Flash Friday – The second in the “flash fiction” series.
Flash fiction is defined as a story of extreme brevity. It’s often given as a challenge with either a theme or having to include specific words in the text. I’m setting the limit at 500 words maximum. If you want to join in – post a story and a photo if you have a suitable one, in the comments. I’ll change the challenge each week.
This week – The topic is Reluctance
The iron sights of the gunner’s position fell squarely over the conning tower of the submarine. Johnny Markam’s training told him to squeeze the double-handed triggers and send searing cannon shells into the mass of men crowded atop the stricken vessel. Yet he hesitated. The intercom, its static hiss a constant companion to his freezing backside and numb hands, crackled with the voice of his aircraft captain.
“Gunner, what are you waiting for?”
Johnny didn’t answer. The aircraft banked around, maintaining his direct line of sight to those below. Still he held his hands steady, triggers unused.
There was no fire coming up at him. The deck-mounted anti-aircraft gun was a mass of twisted steel from where a depth charge had hit. That had been a good drop, Johnny reflected. They had seen a periscope, estimated a position and loosed a stick of five. Right on target. Pretty good considering they hadn’t really practised much with the new dispenser. First mission using it, first U-boat sunk. Only it wasn’t sunk was it? It had come to the surface and wasn’t fit to submerge, but she could still limp home. Back to the French pens, repaired, refitted. Able to renew her assault on Allied shipping.
“Gunner! What the bloody hell are you playing at? Are your guns jammed? Are they?”
Johnny wondered how many ships she’d sunk before they’d caught her. Was her Kapitän a Wolfpack ace? Was he one of their famed warriors of the deep? Was he a fanatical Nazi just baying for the blood of the Englanders?
Who knew? Who would ever know? Some on board might be fascists, but some might just be kids, drafted in to do the bidding of their masters. Of their master race.

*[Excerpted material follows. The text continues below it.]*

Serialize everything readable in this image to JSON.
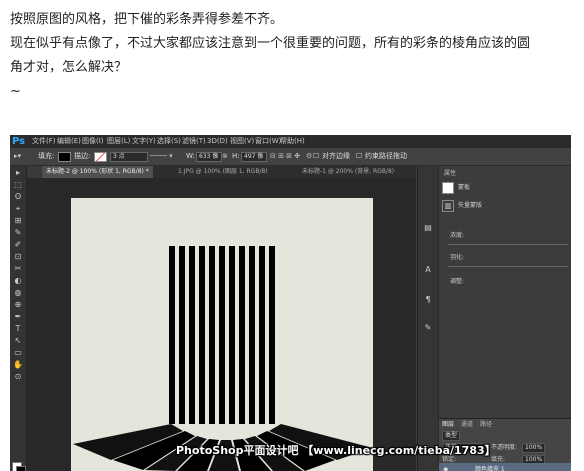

Sent out on her to sink the light of the world.
“Markam! Are you injured? Talk to me you bastard.”
But it might not be a her. They didn’t call all their ships by a feminine descriptor like the Royal Navy did. It depended on the name. The Bismarck had been a he. What on earth would you do that for? They really were a weird and mixed up bunch.
“For fuck’s sake Johnny, speak to me.”
They’d even banned Jazz. How screwed up was that? His sister had told him when she came back from Berlin, before all this madness kicked off. Who in their right mind would ban Jazz? Seriously, what moron would do that? The aircraft banked again. Johnny had played trumpet before he played machine guns. He felt the tightness in his jaw, the stiffness in his shoulders. Why would anyone ban music? Who would do that? What type of savage? What complete bastards. How dare they.
He played the guns and the staccato clattering of a thousand shells sounded like a Trad Jazz drum solo.
“Sorry Captain. Bit of intercom trouble. I think that’s finished them. Shall we go home now?”
Ian Andrew is the author of the alternative history novel A Time To Every Purpose, the detective thrillers Face Value and Flight Path and the Little Book of Silly Rhymes & Odd Verses. All are available in e-book and paperback. Follow him on social media: